to have my head for this!"
Geoff's concern about room conditions is well-founded, as production environments in many cases directly affect manufacturing
processes and product quality, and as such, require calibration and validation. The relevant question is not whether space
conditions are within specification at a given moment, but whether the process is under continuous control and the conditions
Building automation systems (BAS) can deliver that measure of control and documentation. A well-designed and well-implemented
BAS essentially functions as a sub-process of a current good manufacturing practice (cGMP) process. It uses inline acquisition
of critical quality data parameters to provide closed-loop feedback control and analysis of the process of manufacturing a
quality environment with optimum temperature, humidity, pressure, and particle count.
THE PAT APPROACH
The use of a BAS is fully consistent with the Food and Drug Administration new Process Analytical Technology (PAT) Initiative,1 which provides a framework and regulatory guidance for an innovative approach to pharmaceutical manufacturing and quality
assurance. In its simplest terms, PAT is a methodology for designing, analyzing, and controlling manufacturing by using timely

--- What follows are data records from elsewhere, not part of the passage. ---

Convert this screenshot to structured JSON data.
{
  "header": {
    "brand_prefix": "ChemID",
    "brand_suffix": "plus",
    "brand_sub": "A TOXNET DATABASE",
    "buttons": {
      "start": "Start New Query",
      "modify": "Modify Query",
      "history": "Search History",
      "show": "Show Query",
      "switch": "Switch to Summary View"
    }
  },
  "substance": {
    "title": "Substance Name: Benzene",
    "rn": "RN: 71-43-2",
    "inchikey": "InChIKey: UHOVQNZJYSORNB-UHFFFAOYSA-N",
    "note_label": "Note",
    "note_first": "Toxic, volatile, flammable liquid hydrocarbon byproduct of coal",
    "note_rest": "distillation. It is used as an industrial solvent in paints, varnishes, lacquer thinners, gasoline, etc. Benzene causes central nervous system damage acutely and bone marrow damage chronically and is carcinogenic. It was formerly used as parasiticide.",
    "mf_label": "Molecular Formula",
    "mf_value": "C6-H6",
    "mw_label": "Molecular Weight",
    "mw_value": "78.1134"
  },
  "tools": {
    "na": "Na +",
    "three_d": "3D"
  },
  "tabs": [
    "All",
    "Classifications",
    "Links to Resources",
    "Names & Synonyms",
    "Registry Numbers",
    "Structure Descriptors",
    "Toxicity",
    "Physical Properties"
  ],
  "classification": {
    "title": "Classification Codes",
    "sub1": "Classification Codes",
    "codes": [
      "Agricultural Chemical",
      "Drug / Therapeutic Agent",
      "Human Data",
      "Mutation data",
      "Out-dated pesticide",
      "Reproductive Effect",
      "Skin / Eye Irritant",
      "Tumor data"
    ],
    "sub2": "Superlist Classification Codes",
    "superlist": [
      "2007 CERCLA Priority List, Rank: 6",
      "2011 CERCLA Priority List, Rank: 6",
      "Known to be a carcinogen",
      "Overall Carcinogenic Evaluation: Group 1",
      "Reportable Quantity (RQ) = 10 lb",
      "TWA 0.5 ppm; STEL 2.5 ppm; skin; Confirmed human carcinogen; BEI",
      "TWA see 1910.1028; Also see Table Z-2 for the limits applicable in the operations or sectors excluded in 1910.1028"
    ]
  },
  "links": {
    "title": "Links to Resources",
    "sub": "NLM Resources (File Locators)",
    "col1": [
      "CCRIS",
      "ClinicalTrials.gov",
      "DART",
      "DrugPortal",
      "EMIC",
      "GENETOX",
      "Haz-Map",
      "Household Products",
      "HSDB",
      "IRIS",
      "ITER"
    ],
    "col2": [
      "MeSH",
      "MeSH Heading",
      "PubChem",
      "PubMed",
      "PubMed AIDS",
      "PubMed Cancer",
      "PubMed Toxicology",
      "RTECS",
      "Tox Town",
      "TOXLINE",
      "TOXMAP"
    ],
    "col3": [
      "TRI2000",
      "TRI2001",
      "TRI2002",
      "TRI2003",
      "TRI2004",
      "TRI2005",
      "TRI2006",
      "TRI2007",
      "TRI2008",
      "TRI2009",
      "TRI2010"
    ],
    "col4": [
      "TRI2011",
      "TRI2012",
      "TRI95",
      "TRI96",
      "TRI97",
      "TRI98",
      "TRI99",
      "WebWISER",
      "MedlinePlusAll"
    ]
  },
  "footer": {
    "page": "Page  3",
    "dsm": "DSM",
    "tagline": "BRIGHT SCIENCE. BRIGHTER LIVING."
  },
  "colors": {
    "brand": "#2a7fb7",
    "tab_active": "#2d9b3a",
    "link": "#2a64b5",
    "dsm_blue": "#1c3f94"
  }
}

measurements of critical quality and performance attributes of raw and in-process materials. Crucial to a successful implementation
of PAT is a good scientific knowledge of the manufacturing process in which all critical sources of variability are well-understood

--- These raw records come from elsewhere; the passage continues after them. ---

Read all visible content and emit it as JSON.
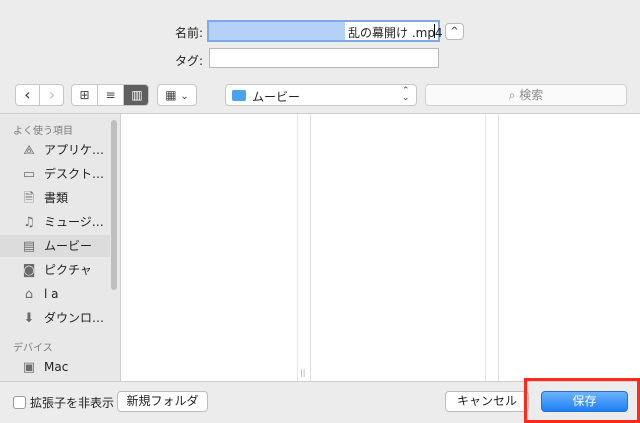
{
  "form": {
    "name_label": "名前:",
    "name_value_suffix": "乱の幕開け .mp4",
    "tag_label": "タグ:",
    "expand_glyph": "^"
  },
  "toolbar": {
    "back_glyph": "‹",
    "forward_glyph": "›",
    "view_icon_glyph": "⊞",
    "view_list_glyph": "≡",
    "view_column_glyph": "▥",
    "view_gallery_glyph": "▦",
    "gallery_chevron": "⌄",
    "location": "ムービー",
    "location_icon": "folder-icon",
    "location_chevron": "⌃⌄",
    "search_placeholder": "検索",
    "search_icon": "magnifier-icon"
  },
  "sidebar": {
    "favorites_header": "よく使う項目",
    "devices_header": "デバイス",
    "items": [
      {
        "label": "アプリケ…",
        "icon": "applications-icon",
        "glyph": "⟁"
      },
      {
        "label": "デスクト…",
        "icon": "desktop-icon",
        "glyph": "▭"
      },
      {
        "label": "書類",
        "icon": "documents-icon",
        "glyph": "🗎"
      },
      {
        "label": "ミュージ…",
        "icon": "music-icon",
        "glyph": "♫"
      },
      {
        "label": "ムービー",
        "icon": "movies-icon",
        "glyph": "▤"
      },
      {
        "label": "ピクチャ",
        "icon": "pictures-icon",
        "glyph": "◙"
      },
      {
        "label": "l         a",
        "icon": "home-icon",
        "glyph": "⌂"
      },
      {
        "label": "ダウンロ…",
        "icon": "downloads-icon",
        "glyph": "⬇"
      }
    ],
    "devices": [
      {
        "label": "Mac",
        "icon": "disk-icon",
        "glyph": "▣"
      }
    ]
  },
  "columns": {
    "resize_glyph": "||"
  },
  "footer": {
    "hide_ext_label": "拡張子を非表示",
    "hide_ext_checked": false,
    "new_folder_label": "新規フォルダ",
    "cancel_label": "キャンセル",
    "save_label": "保存"
  },
  "colors": {
    "accent": "#1d7ff4",
    "highlight_box": "#ff2a1a",
    "window_bg": "#ececec"
  }
}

and explained, variability is managed by the process, and product quality attributes can be accurately and reliably predicted.
PAT provides a process whereby product quality is a function of process design, not of final testing.
This contrasts with the previous scenario, which is perhaps an extreme example but illustrates a common concern. Geoff's trial-and-error
approach shows lack of understanding of the manufacturing process. To make matters worse, others are making ad hoc, uncontrolled,
and undocumented changes to the process based on end-of-process measurements provided by chart recorders.
PAT charts a course to better process control and more consistent product quality. Outside the heavily regulated pharmaceutical
industry, one can find many settings where PAT is well-accepted. Many industries have evolved from batch processing to continuous
processes that use process analytical technology. Industries such as petrochemical, nuclear power, and steel manufacturing
apply PAT concepts to improve product quality, operate more safely, reduce waste, increase facility utilization, and increase
speed to market.
Building automation systems are another case in which a PAT framework has been used successfully. BAS have been applied with
substantial benefit in numerous industries and are already making strong contributions in pharmaceutical production.